These voters let it be known that they preferred a less costly, more limited government than the grandiose one Democrats in Washington were busy crafting. Yet the president and party leaders gave the distinct impression that they cared as little about moderates’ and independents’ views as they did about those of Republicans. Unfortunately for the Democratic leaders, Republicans plus moderates and independents constitute a substantial electoral majority.
The relentlessness with which Democrats pursued an extremely partisan vision of health care reform suggested that members of team Obama had been poor students of the American people’s preference for political moderation. This preference was clear the last time a Democrat held the White House.
In 1994, with the economy on the mend, Bill and Hillary Clinton’s ill-conceived efforts at comprehensive health care reform did at least as much as Newt Gingrich and the Contract With America to provoke voters to send Republican majorities to the Senate and, for the first time since 1952, the House.
President Clinton got the message. In 1996, he shifted to the center and, teaming up with the Republican Congress, signed into law fundamental welfare reform that reflected both conservative and progressive convictions.

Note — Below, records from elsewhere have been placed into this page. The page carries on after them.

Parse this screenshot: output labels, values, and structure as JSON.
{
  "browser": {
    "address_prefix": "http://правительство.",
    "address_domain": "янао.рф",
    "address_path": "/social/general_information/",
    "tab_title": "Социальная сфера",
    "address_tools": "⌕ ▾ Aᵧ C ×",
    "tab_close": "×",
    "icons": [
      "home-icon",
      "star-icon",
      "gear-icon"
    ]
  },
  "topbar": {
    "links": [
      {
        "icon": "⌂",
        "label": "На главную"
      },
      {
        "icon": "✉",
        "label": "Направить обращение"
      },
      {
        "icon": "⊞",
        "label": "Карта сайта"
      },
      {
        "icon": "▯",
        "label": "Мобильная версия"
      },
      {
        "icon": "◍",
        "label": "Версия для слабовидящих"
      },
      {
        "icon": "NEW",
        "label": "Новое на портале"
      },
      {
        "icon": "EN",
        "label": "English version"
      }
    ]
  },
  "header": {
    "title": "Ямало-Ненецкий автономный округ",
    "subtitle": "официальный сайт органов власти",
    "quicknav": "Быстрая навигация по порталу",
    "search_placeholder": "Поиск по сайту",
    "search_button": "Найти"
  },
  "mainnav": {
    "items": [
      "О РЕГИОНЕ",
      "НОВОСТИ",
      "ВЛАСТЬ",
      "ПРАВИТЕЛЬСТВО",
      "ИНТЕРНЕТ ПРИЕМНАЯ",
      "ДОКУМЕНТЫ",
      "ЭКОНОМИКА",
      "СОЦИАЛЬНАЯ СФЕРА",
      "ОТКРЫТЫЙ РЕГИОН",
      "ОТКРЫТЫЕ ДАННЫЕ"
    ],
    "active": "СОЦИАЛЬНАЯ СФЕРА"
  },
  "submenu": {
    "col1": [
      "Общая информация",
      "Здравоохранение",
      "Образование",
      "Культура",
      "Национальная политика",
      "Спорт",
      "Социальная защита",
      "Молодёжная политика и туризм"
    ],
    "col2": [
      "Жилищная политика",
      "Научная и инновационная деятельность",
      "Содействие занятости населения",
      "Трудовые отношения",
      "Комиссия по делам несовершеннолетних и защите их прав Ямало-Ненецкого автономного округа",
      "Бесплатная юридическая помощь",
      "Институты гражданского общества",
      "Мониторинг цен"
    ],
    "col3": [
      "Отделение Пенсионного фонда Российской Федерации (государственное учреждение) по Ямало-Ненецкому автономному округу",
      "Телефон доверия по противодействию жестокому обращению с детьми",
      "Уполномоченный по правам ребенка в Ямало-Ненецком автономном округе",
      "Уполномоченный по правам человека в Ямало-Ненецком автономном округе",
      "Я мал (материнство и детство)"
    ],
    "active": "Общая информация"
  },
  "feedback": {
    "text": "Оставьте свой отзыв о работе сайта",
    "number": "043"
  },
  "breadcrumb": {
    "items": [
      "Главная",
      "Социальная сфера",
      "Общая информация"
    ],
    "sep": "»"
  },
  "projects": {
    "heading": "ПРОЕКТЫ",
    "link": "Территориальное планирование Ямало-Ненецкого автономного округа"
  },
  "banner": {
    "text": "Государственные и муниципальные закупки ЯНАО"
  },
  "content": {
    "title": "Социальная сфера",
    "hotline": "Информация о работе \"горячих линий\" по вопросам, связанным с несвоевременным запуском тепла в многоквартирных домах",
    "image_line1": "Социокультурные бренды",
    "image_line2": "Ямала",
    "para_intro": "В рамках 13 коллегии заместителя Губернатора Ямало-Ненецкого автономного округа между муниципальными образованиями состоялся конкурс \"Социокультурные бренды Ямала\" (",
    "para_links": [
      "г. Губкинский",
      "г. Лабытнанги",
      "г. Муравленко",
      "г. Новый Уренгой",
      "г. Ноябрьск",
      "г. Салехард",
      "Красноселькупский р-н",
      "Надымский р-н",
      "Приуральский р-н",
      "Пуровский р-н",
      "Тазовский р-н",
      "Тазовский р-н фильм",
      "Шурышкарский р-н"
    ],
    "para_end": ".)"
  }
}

In the late 1990s, Republicans too showed that they did not grasp that moderation in Washington is a virtue prized by voters. Taken together, the House’s impeachment of Clinton and the Senate’s acquittal probably captured the nuanced view, consistent with measures of majority opinion, that although Clinton deserved a public reproach for his disreputable and perhaps unlawful conduct in connection to independent counsel Kenneth Starr’s investigation, his offenses did not warrant removal from office. By proceeding along partisan lines, however, the Republican-directed inquiry, impeachment, and Senate trial laid the foundations for the view—common today among moderates, independents, and not a few economic or libertarian conservatives—that the Republican Party is dominated by intolerant moralists.
Scott Brown’s victory has given Obama and the Democratic Party an excellent reminder that the American people desire to be governed moderately. Failure to seize the opportunity—if only to save their own skins—will reflect political foolishness or a bullheaded devotion to a divisive partisan agenda, or both.